Think of this as Volume 18, Number 35 of the newsletter I have written weekly since March, 1997. Enjoy.
But the Ukraine and Syria show us something different. The wars of the 21st century are economic.
Right now, the European Community and Russia are in a competition to see whose economy can sink less, and which side can suffer the economic fall more. That will define what happens to the Ukraine.
What soldiers do, on either side, matters less than the willingness of politicians to support them, and that depends on popular willingness to suffer some economic loss. Vladimir Putin is betting that Russians will suffer a 10% hit to their income better than western Europeans will take a 2% hit.
Europe, meanwhile, is arguing over how to take that hit. Will the European Central Bank resort to extraordinary measures to avoid the hit, risking bank balance sheets, or will it let recession return? Already, there are indications that some Dutch banks are squirreling away cash to evade the bank’s current moves, which include negative interest on deposits. If it becomes every bank for itself, that’s a win for Putin.

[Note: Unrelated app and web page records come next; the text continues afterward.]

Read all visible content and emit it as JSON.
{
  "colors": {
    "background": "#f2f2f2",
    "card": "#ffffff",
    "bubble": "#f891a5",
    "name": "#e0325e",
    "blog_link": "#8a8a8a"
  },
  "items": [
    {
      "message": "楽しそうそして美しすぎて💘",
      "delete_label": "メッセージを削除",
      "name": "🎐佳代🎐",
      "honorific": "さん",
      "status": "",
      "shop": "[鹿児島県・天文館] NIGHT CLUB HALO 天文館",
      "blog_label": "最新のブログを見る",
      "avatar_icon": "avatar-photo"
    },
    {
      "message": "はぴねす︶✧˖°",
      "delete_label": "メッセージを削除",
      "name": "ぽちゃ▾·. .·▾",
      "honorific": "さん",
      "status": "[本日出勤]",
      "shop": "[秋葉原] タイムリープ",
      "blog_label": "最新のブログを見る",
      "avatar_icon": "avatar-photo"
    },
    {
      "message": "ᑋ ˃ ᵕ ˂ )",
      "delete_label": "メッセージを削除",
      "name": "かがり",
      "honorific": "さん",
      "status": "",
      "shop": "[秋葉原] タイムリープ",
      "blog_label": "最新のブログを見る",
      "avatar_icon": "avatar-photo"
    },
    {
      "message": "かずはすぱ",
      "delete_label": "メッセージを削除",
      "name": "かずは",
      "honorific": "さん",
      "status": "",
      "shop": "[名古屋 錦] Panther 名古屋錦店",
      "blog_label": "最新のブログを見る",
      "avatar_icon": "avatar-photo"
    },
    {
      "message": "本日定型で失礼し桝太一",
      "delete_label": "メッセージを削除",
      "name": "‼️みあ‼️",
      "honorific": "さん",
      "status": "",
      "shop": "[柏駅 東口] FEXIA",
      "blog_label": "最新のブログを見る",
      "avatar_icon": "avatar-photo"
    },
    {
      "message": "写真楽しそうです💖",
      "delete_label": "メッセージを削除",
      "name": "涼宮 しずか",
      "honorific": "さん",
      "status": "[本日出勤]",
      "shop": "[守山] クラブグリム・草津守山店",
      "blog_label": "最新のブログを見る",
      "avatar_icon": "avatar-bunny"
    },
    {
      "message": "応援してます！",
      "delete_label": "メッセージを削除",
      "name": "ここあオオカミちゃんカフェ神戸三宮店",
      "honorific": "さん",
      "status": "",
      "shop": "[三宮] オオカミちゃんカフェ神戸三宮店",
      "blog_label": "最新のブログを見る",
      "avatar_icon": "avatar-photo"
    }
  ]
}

On the other side, Russia’s oligarchs are taking a big hit to their wealth stoically, so far. If the West wants to increase that pressure they might tell billionaires like Alisher Usmanov, who co-owns Arsenal, and Mikhail Prokhorov, who owns the Brooklyn Nets, that they must choose between their western assets and their eastern loyalty. If they choose the western assets, Putin loses.